So I wanted to start a foundation and also a support group in memory of my little brother Joe’mari who passed away March 20th this is for families who may know or knew someone living with Hunter’s syndrome also know as MPS.
Hunter syndrome is a rare genetic disorder that occurs when an enzyme your body needs is either missing or doesn’t work properly.
Because the body doesn’t have enough of the enzyme to break down certain complex molecules, the molecules build up in harmful amounts in certain cells and tissues. The buildup that occurs in Hunter syndrome eventually causes permanent, progressive damage affecting appearance, mental development, organ function and physical abilities.
Hunter syndrome appears in children as young as 18 months. It nearly always occurs in males.
There’s no cure for Hunter syndrome. Treatment of Hunter syndrome involves management of symptoms and complications.
MPS II is inherited in what is called an X-linked recessive manner. The ‘X’ and ‘Y’ chromosomes determine the sex of a person: males have one X chromosome and one Y chromosome (XY), whilst females have two X chromosomes (XX). In MPS II the gene that codes for deficient production of 2-sulphatase enzyme is located on the ‘X’ chromosome. Thus, males who inherit the faulty X chromosome from their mother will be affected; females who inherit the faulty X chromosome will be carriers but generally do not develop symptoms as they have a second, unaffected X chromosome that compensates.
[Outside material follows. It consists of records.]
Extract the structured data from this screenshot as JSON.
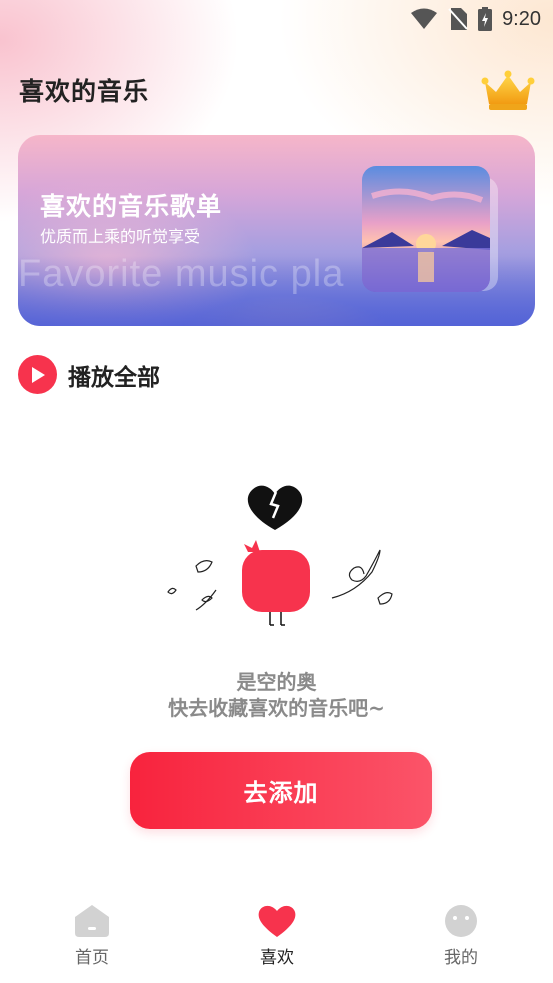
{
  "status_bar": {
    "time": "9:20",
    "icons": [
      "wifi-icon",
      "no-sim-icon",
      "battery-icon"
    ]
  },
  "header": {
    "title": "喜欢的音乐",
    "vip_icon": "crown-icon"
  },
  "banner": {
    "title": "喜欢的音乐歌单",
    "subtitle": "优质而上乘的听觉享受",
    "watermark": "Favorite music pla"
  },
  "play_all": {
    "icon": "play-icon",
    "label": "播放全部"
  },
  "empty_state": {
    "illustration": "broken-heart-character",
    "line1": "是空的奥",
    "line2": "快去收藏喜欢的音乐吧~"
  },
  "add_button": {
    "label": "去添加"
  },
  "tabs": [
    {
      "label": "首页",
      "icon": "home-icon",
      "active": false
    },
    {
      "label": "喜欢",
      "icon": "heart-icon",
      "active": true
    },
    {
      "label": "我的",
      "icon": "face-icon",
      "active": false
    }
  ],
  "colors": {
    "accent": "#f7334d",
    "tab_inactive": "#cccccc",
    "text_dark": "#222222",
    "text_muted": "#8a8a8a"
  }
}
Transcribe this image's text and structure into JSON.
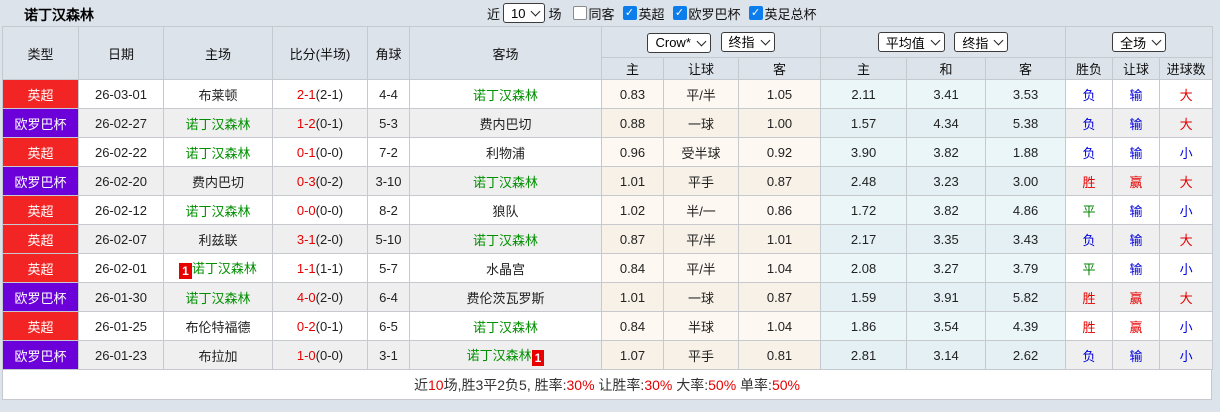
{
  "page": {
    "title": "诺丁汉森林"
  },
  "topbar": {
    "recent_prefix": "近",
    "recent_value": "10",
    "recent_suffix": "场",
    "filters": [
      {
        "label": "同客",
        "checked": false
      },
      {
        "label": "英超",
        "checked": true
      },
      {
        "label": "欧罗巴杯",
        "checked": true
      },
      {
        "label": "英足总杯",
        "checked": true
      }
    ]
  },
  "table": {
    "header": {
      "main_cols": [
        "类型",
        "日期",
        "主场",
        "比分(半场)",
        "角球",
        "客场"
      ],
      "selects": {
        "bookmaker": "Crow*",
        "bookmaker_stage": "终指",
        "average": "平均值",
        "average_stage": "终指",
        "scope": "全场"
      },
      "sub_cols": [
        "主",
        "让球",
        "客",
        "主",
        "和",
        "客",
        "胜负",
        "让球",
        "进球数"
      ]
    },
    "highlight_team": "诺丁汉森林",
    "rows": [
      {
        "league": "英超",
        "league_color": "red",
        "date": "26-03-01",
        "home": {
          "name": "布莱顿",
          "forest": false,
          "badge": "",
          "badge_pos": ""
        },
        "score_ft": "2-1",
        "score_ht": "(2-1)",
        "corners": "4-4",
        "away": {
          "name": "诺丁汉森林",
          "forest": true,
          "badge": "",
          "badge_pos": ""
        },
        "handicap": {
          "home": "0.83",
          "line": "平/半",
          "away": "1.05"
        },
        "avg": {
          "home": "2.11",
          "draw": "3.41",
          "away": "3.53"
        },
        "result": {
          "outcome": "负",
          "handicap": "输",
          "goals": "大"
        }
      },
      {
        "league": "欧罗巴杯",
        "league_color": "purple",
        "date": "26-02-27",
        "home": {
          "name": "诺丁汉森林",
          "forest": true,
          "badge": "",
          "badge_pos": ""
        },
        "score_ft": "1-2",
        "score_ht": "(0-1)",
        "corners": "5-3",
        "away": {
          "name": "费内巴切",
          "forest": false,
          "badge": "",
          "badge_pos": ""
        },
        "handicap": {
          "home": "0.88",
          "line": "一球",
          "away": "1.00"
        },
        "avg": {
          "home": "1.57",
          "draw": "4.34",
          "away": "5.38"
        },
        "result": {
          "outcome": "负",
          "handicap": "输",
          "goals": "大"
        }
      },
      {
        "league": "英超",
        "league_color": "red",
        "date": "26-02-22",
        "home": {
          "name": "诺丁汉森林",
          "forest": true,
          "badge": "",
          "badge_pos": ""
        },
        "score_ft": "0-1",
        "score_ht": "(0-0)",
        "corners": "7-2",
        "away": {
          "name": "利物浦",
          "forest": false,
          "badge": "",
          "badge_pos": ""
        },
        "handicap": {
          "home": "0.96",
          "line": "受半球",
          "away": "0.92"
        },
        "avg": {
          "home": "3.90",
          "draw": "3.82",
          "away": "1.88"
        },
        "result": {
          "outcome": "负",
          "handicap": "输",
          "goals": "小"
        }
      },
      {
        "league": "欧罗巴杯",
        "league_color": "purple",
        "date": "26-02-20",
        "home": {
          "name": "费内巴切",
          "forest": false,
          "badge": "",
          "badge_pos": ""
        },
        "score_ft": "0-3",
        "score_ht": "(0-2)",
        "corners": "3-10",
        "away": {
          "name": "诺丁汉森林",
          "forest": true,
          "badge": "",
          "badge_pos": ""
        },
        "handicap": {
          "home": "1.01",
          "line": "平手",
          "away": "0.87"
        },
        "avg": {
          "home": "2.48",
          "draw": "3.23",
          "away": "3.00"
        },
        "result": {
          "outcome": "胜",
          "handicap": "赢",
          "goals": "大"
        }
      },
      {
        "league": "英超",
        "league_color": "red",
        "date": "26-02-12",
        "home": {
          "name": "诺丁汉森林",
          "forest": true,
          "badge": "",
          "badge_pos": ""
        },
        "score_ft": "0-0",
        "score_ht": "(0-0)",
        "corners": "8-2",
        "away": {
          "name": "狼队",
          "forest": false,
          "badge": "",
          "badge_pos": ""
        },
        "handicap": {
          "home": "1.02",
          "line": "半/一",
          "away": "0.86"
        },
        "avg": {
          "home": "1.72",
          "draw": "3.82",
          "away": "4.86"
        },
        "result": {
          "outcome": "平",
          "handicap": "输",
          "goals": "小"
        }
      },
      {
        "league": "英超",
        "league_color": "red",
        "date": "26-02-07",
        "home": {
          "name": "利兹联",
          "forest": false,
          "badge": "",
          "badge_pos": ""
        },
        "score_ft": "3-1",
        "score_ht": "(2-0)",
        "corners": "5-10",
        "away": {
          "name": "诺丁汉森林",
          "forest": true,
          "badge": "",
          "badge_pos": ""
        },
        "handicap": {
          "home": "0.87",
          "line": "平/半",
          "away": "1.01"
        },
        "avg": {
          "home": "2.17",
          "draw": "3.35",
          "away": "3.43"
        },
        "result": {
          "outcome": "负",
          "handicap": "输",
          "goals": "大"
        }
      },
      {
        "league": "英超",
        "league_color": "red",
        "date": "26-02-01",
        "home": {
          "name": "诺丁汉森林",
          "forest": true,
          "badge": "1",
          "badge_pos": "before"
        },
        "score_ft": "1-1",
        "score_ht": "(1-1)",
        "corners": "5-7",
        "away": {
          "name": "水晶宫",
          "forest": false,
          "badge": "",
          "badge_pos": ""
        },
        "handicap": {
          "home": "0.84",
          "line": "平/半",
          "away": "1.04"
        },
        "avg": {
          "home": "2.08",
          "draw": "3.27",
          "away": "3.79"
        },
        "result": {
          "outcome": "平",
          "handicap": "输",
          "goals": "小"
        }
      },
      {
        "league": "欧罗巴杯",
        "league_color": "purple",
        "date": "26-01-30",
        "home": {
          "name": "诺丁汉森林",
          "forest": true,
          "badge": "",
          "badge_pos": ""
        },
        "score_ft": "4-0",
        "score_ht": "(2-0)",
        "corners": "6-4",
        "away": {
          "name": "费伦茨瓦罗斯",
          "forest": false,
          "badge": "",
          "badge_pos": ""
        },
        "handicap": {
          "home": "1.01",
          "line": "一球",
          "away": "0.87"
        },
        "avg": {
          "home": "1.59",
          "draw": "3.91",
          "away": "5.82"
        },
        "result": {
          "outcome": "胜",
          "handicap": "赢",
          "goals": "大"
        }
      },
      {
        "league": "英超",
        "league_color": "red",
        "date": "26-01-25",
        "home": {
          "name": "布伦特福德",
          "forest": false,
          "badge": "",
          "badge_pos": ""
        },
        "score_ft": "0-2",
        "score_ht": "(0-1)",
        "corners": "6-5",
        "away": {
          "name": "诺丁汉森林",
          "forest": true,
          "badge": "",
          "badge_pos": ""
        },
        "handicap": {
          "home": "0.84",
          "line": "半球",
          "away": "1.04"
        },
        "avg": {
          "home": "1.86",
          "draw": "3.54",
          "away": "4.39"
        },
        "result": {
          "outcome": "胜",
          "handicap": "赢",
          "goals": "小"
        }
      },
      {
        "league": "欧罗巴杯",
        "league_color": "purple",
        "date": "26-01-23",
        "home": {
          "name": "布拉加",
          "forest": false,
          "badge": "",
          "badge_pos": ""
        },
        "score_ft": "1-0",
        "score_ht": "(0-0)",
        "corners": "3-1",
        "away": {
          "name": "诺丁汉森林",
          "forest": true,
          "badge": "1",
          "badge_pos": "after"
        },
        "handicap": {
          "home": "1.07",
          "line": "平手",
          "away": "0.81"
        },
        "avg": {
          "home": "2.81",
          "draw": "3.14",
          "away": "2.62"
        },
        "result": {
          "outcome": "负",
          "handicap": "输",
          "goals": "小"
        }
      }
    ]
  },
  "footer": {
    "segments": [
      {
        "text": "近",
        "red": false
      },
      {
        "text": "10",
        "red": true
      },
      {
        "text": "场,胜3平2负5, 胜率:",
        "red": false
      },
      {
        "text": "30%",
        "red": true
      },
      {
        "text": " 让胜率:",
        "red": false
      },
      {
        "text": "30%",
        "red": true
      },
      {
        "text": " 大率:",
        "red": false
      },
      {
        "text": "50%",
        "red": true
      },
      {
        "text": " 单率:",
        "red": false
      },
      {
        "text": "50%",
        "red": true
      }
    ]
  },
  "result_color_map": {
    "胜": "r-red",
    "平": "r-green",
    "负": "r-blue",
    "赢": "r-red",
    "输": "r-blue",
    "大": "r-red",
    "小": "r-blue"
  },
  "icons": {
    "checkbox_check": "✓",
    "select_chevron": "chevron-down"
  },
  "colors": {
    "page_bg": "#dce3eb",
    "epl_red": "#f22424",
    "europa_purple": "#6b00d8",
    "team_green": "#008f00",
    "score_red": "#e60000",
    "result_blue": "#0000dd",
    "result_green": "#008000",
    "checkbox_blue": "#0d7deb"
  }
}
If a woman is a carrier for MPS II, in each pregnancy there is a:
50% (1 in 2) risk that any male born to her will be affected; and a
50% (1 in 2) risk that any female born to her will be a carrier (but generally not affected);
The sisters and maternal aunts of an affected male have a 50% (1 in 2) chance of being carriers and a 25% (1 in 4) overall risk of passing the condition to any male born to them.
If a male with MPS II has children, all of his daughters will be carriers and all of his sons will be unaffected.
Although not common, in some cases MPS II might arise in a generation without the mother being a carrier or there being any family history of the carrier
It is difficult to be precise about life expectancy because of variation in severity and age of onset. Some individuals whose brain is affected have lived into adulthood but this is usually accompanied by a decline in their quality of life as brain function deteriorates.
If the brain is not affected, a more normal life span can be expected, but significant physical problems can develop that, without treatment, may reduce life expectancy.
My little brother was 11 when he passed away. Doctors told us he wouldn’t live to see 5. I was very blessed to have him in my life. He taught me so many great things when it came to love, accepting people, family, and most importantly GOD. I want to celebrate his life not his death, I’m currently looking into universities that may be studying this disease. I’m still brainstorming this whole thing but I know I just wanna help other families and also RAISE AWARENESS of this disease. Ladies get tested for this
For Joe’mari 💜